Start of Block

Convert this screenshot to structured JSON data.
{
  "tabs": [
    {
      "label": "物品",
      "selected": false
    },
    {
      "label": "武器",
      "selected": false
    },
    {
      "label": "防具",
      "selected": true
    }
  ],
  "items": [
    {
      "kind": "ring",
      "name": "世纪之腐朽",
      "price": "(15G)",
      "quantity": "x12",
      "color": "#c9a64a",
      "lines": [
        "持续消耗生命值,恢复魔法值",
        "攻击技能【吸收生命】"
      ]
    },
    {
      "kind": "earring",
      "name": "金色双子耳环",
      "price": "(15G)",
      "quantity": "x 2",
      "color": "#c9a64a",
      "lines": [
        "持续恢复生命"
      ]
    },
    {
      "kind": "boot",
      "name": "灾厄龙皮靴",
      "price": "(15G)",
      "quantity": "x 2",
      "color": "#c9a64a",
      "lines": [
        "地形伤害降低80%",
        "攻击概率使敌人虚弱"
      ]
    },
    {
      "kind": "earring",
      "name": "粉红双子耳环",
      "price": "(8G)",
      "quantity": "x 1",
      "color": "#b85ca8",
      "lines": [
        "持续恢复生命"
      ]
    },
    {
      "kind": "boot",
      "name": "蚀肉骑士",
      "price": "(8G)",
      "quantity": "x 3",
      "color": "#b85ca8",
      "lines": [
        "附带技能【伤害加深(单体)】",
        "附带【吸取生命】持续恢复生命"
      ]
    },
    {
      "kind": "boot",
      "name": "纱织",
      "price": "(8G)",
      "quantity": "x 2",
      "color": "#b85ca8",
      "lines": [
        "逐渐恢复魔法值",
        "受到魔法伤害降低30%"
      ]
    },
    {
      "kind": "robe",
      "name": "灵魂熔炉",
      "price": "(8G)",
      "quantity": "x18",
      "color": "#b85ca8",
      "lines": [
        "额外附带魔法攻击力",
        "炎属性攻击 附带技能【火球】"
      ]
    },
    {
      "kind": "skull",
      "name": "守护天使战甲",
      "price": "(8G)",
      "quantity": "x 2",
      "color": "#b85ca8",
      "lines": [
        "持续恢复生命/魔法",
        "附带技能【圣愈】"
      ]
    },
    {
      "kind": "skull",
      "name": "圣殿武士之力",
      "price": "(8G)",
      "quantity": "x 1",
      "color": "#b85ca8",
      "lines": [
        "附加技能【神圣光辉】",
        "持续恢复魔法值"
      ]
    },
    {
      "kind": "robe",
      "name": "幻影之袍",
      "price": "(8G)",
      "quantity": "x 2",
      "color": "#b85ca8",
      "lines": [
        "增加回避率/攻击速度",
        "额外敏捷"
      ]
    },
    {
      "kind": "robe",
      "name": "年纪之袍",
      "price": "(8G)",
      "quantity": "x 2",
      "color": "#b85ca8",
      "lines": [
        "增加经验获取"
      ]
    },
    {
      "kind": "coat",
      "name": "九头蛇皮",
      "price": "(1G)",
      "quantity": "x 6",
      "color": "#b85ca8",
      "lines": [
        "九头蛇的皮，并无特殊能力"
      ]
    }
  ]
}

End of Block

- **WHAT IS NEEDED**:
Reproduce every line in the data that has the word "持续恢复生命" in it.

- **WRITTEN SOLUTION**:
        "持续恢复生命"
        "持续恢复生命"
        "附带【吸取生命】持续恢复生命"
        "持续恢复生命/魔法",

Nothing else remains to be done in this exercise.